As with other woodland insects, the fortunes of several bees have been adversely affected by modern woodland management - the abandonment of coppicing leading to stands of mature broadleaved trees or the establishment of coniferous plantations. Both these woodland types eventually shade out the understorey and its rich and varied herb communities. One bee adversely affected by such changes is Osmia pilicornis, though where suitable conditions exist it can still be locally common.
A paper describing the biology and habitat of this species Distribution, biology and habitat of the rare European osmiine bee species Osmia (Melanosmia) pilicornis (Hymenoptera, Megachilidae, Osmiini) by Rainer Prosi, Heinz Wiesbauer & Andreas Müller can be downloaded here
BWARS member Rosie Earwaker has produced:
- a fact sheet about O. pilicornis;
- a summary of the results of 2013 and 2014 surveys for O. pilicornis;
- A report on habitat assesment for O. pilicornis.
These can be downloaded from the links below:

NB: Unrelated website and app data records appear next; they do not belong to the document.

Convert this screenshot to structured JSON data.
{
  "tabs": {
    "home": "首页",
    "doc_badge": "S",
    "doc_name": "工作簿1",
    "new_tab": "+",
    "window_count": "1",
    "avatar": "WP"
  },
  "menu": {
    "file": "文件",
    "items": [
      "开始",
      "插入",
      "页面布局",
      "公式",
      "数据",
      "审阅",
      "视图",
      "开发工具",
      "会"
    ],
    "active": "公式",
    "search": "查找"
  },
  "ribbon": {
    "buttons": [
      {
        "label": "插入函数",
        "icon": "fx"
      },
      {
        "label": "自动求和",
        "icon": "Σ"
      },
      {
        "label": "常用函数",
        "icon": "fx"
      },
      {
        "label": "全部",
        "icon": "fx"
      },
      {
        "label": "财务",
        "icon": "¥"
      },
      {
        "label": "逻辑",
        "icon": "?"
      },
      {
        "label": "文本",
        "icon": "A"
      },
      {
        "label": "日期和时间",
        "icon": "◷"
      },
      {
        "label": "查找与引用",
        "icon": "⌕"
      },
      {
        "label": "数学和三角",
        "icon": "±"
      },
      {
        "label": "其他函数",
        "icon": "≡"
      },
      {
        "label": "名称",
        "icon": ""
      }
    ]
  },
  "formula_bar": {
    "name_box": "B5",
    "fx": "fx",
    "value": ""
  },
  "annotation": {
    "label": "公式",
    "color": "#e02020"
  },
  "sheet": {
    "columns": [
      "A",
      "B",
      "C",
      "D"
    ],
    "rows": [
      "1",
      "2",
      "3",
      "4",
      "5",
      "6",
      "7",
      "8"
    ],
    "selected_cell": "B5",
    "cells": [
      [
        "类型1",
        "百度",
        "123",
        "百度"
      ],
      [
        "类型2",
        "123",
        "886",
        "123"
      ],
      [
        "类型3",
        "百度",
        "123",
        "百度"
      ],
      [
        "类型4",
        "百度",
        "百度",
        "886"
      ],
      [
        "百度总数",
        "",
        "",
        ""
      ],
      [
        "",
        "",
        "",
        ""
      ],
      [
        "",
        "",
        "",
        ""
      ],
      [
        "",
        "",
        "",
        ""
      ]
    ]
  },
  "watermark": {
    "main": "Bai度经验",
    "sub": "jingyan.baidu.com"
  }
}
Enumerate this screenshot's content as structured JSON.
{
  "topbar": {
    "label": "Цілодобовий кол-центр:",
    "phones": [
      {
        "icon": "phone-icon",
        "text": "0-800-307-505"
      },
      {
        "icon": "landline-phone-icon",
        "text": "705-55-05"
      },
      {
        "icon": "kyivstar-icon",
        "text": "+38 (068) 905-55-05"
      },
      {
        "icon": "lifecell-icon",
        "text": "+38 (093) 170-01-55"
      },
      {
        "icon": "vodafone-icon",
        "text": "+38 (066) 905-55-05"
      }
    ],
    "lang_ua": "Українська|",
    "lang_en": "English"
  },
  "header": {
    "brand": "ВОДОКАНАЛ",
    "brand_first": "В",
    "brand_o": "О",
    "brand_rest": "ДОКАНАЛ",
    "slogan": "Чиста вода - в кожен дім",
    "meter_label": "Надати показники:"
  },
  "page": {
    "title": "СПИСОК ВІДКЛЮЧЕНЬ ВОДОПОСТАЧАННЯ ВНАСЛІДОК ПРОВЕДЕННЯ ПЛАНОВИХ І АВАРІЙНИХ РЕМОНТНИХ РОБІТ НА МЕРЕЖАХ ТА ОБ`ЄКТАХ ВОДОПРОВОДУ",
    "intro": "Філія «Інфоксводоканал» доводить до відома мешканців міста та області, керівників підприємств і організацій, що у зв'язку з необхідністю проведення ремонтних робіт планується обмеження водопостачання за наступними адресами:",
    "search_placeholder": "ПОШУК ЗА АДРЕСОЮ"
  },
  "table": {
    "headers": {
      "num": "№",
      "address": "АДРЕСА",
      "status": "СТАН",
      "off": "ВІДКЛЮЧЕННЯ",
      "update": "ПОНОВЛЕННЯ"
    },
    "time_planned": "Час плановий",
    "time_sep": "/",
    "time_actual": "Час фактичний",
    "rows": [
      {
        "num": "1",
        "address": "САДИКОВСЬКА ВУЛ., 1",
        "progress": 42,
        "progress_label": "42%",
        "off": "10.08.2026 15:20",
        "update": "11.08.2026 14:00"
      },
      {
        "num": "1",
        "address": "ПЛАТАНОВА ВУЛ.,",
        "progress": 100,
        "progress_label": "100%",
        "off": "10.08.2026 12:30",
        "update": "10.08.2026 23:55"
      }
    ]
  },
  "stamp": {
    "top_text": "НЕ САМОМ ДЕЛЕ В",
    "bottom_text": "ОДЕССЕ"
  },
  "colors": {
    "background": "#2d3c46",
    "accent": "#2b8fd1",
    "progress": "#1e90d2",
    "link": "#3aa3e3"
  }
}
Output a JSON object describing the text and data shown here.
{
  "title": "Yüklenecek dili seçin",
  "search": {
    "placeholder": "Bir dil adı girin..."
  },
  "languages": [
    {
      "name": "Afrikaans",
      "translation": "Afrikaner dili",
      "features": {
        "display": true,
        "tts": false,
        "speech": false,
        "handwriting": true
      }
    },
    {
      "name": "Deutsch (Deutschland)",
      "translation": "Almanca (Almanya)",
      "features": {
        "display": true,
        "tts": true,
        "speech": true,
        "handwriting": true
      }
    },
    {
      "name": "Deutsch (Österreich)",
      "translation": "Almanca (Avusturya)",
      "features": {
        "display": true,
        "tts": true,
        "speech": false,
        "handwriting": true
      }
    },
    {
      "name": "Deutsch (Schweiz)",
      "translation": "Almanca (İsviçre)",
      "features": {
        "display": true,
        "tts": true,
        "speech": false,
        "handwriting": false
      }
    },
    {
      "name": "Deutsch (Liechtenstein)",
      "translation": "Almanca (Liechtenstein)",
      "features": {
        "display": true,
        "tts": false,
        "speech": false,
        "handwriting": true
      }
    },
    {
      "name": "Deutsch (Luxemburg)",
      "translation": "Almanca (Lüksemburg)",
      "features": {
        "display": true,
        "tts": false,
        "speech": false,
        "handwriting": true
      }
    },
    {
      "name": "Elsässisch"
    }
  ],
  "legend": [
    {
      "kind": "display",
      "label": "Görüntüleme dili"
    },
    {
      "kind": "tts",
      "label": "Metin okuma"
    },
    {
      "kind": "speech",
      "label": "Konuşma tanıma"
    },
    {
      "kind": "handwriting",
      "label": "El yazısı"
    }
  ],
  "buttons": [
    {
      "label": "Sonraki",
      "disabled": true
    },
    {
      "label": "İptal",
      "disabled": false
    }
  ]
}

This species is largely confined to deciduous woodland in southern England, from Kent to Cornwall (though it is very rare in the south-west), northwards to Hereford and Worcester and Suffolk. In Wales, known only from Mid Glamorgan. There are no records from the Channel Islands or Ireland. It is a scarce species, but is occasionally numerous in a few sites, e.g. woodland near Goodwood, West Sussex.